The moon-like luster of this gemstone is built during its extraordinary formation. Over time and throughout development, the minerals orthoclase and albite are alternated in layers. Due to this structure, light scatters when it enters the surface of the stone. A mysterious glow appears, which is called the phenomena of adularescence. This not only separates it, unmistakably, from counterfeits but is the reason for its popularity. The color variations are great and seem soft. At Bron, we select mostly cabochon moonstones in white, grey, peach and brown.

Colors: white, grey, peach and brown

Where to dig for it: India, Sri Lanka, Tanzania and Zambia

Mohs hardness: 6 - 6.5


The Mohs hardness scale

The Mohs hardness scale describes a scale from 1 to 10, which indicates the relative hardness of a mineral. Diamond is the hardest substance in the world and is therefore rated with the highest hardness grade of 10. To further illustrate the Moh's hardness it helps to imagine that a moonstone
(hardness 6) is about as hard as the blade of a kitchen knife. A fingernail would only measure a grade of 2-2.5 on the scale.

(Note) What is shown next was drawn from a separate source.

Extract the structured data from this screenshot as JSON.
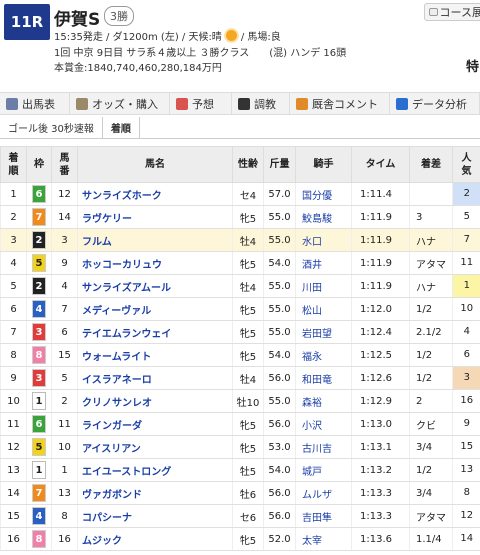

At Bron, the hardness plays a minor role. Our overriding selection criteria are color and the ‘liveliness’ of a gemstone.